I sat at home and after my little boy was in bed (in MY bed) I just lost it. I had NO idea that a person could have a severe or life threatening allergy to a “NORMAL” food. I thought it was just peanuts. I certainly never thought it could be my child. His two sisters never did have any allergies. Our lives changed that day. Sadly, I’ve been lax at times, and although Sam has had many, many, many reactions, I’ve never given him his EpiPen®. Benadryl® has always been enough. It wasn’t until I almost lost my life due to an anaphylactic reaction to something unknown (actually 3 of them- the last being the worst) that I realized how foolish I’ve been. Samuel should have been given his EpiPen® at LEAST 3 times that I could clearly remember. It’s been the Grace of God that has kept him alive through my ignorance.

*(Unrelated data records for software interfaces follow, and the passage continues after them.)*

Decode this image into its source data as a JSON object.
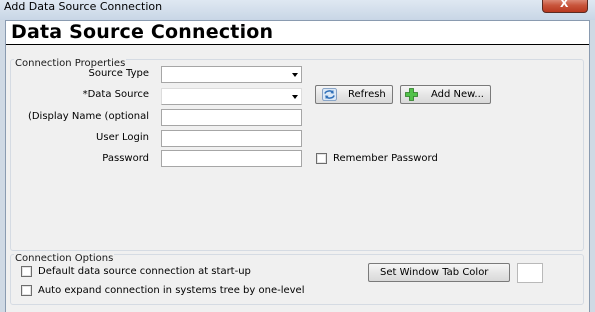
{
  "window": {
    "title": "Add Data Source Connection",
    "close_glyph": "X"
  },
  "banner": {
    "title": "Data Source Connection"
  },
  "connection_properties": {
    "legend": "Connection Properties",
    "source_type_label": "Source Type",
    "source_type_value": "",
    "data_source_label": "*Data Source",
    "data_source_value": "",
    "display_name_label": "(Display Name (optional",
    "display_name_value": "",
    "user_login_label": "User Login",
    "user_login_value": "",
    "password_label": "Password",
    "password_value": "",
    "refresh_label": "Refresh",
    "refresh_icon": "refresh-icon",
    "add_new_label": "Add New...",
    "add_new_icon": "plus-icon",
    "remember_password_label": "Remember Password",
    "remember_password_checked": false
  },
  "connection_options": {
    "legend": "Connection Options",
    "default_connection_label": "Default data source connection at start-up",
    "default_connection_checked": false,
    "auto_expand_label": "Auto expand connection in systems tree by one-level",
    "auto_expand_checked": false,
    "set_tab_color_label": "Set Window Tab Color",
    "tab_color": "#ffffff"
  },
  "colors": {
    "titlebar": "#c8d6e6",
    "close_button": "#c8553c",
    "dialog_background": "#f0f0f0",
    "refresh_icon": "#2f6fb8",
    "add_icon": "#3aa435"
  }
}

It has really hit home the last few weeks as Samuel started Kindergarten. I’ve spent time with the school nurse, the teachers, the principle, the allergist, the cook, and anyone else who would listen to me about Samuel’s allergies. As we worked on his health care plan and did EpiPen® Jr. Education at the school did I realize how blessed we’ve been these last five years. It caused a new fear to rise up in me as I have to give over some of control to those at the school. I have to trust they will take care of him (we are really lucky to have a small school with very concerned and helpful staff). New policies for ALL students have been put in place due to Sam and his allergies. New education is being done to help everyone realize how life threatening an allergy can be.

So….here is to the next five years as Sam continues down this road (and hopefully outgrows most or ALL of his allergies)!!!

Tricia Anderson
Beulah, CO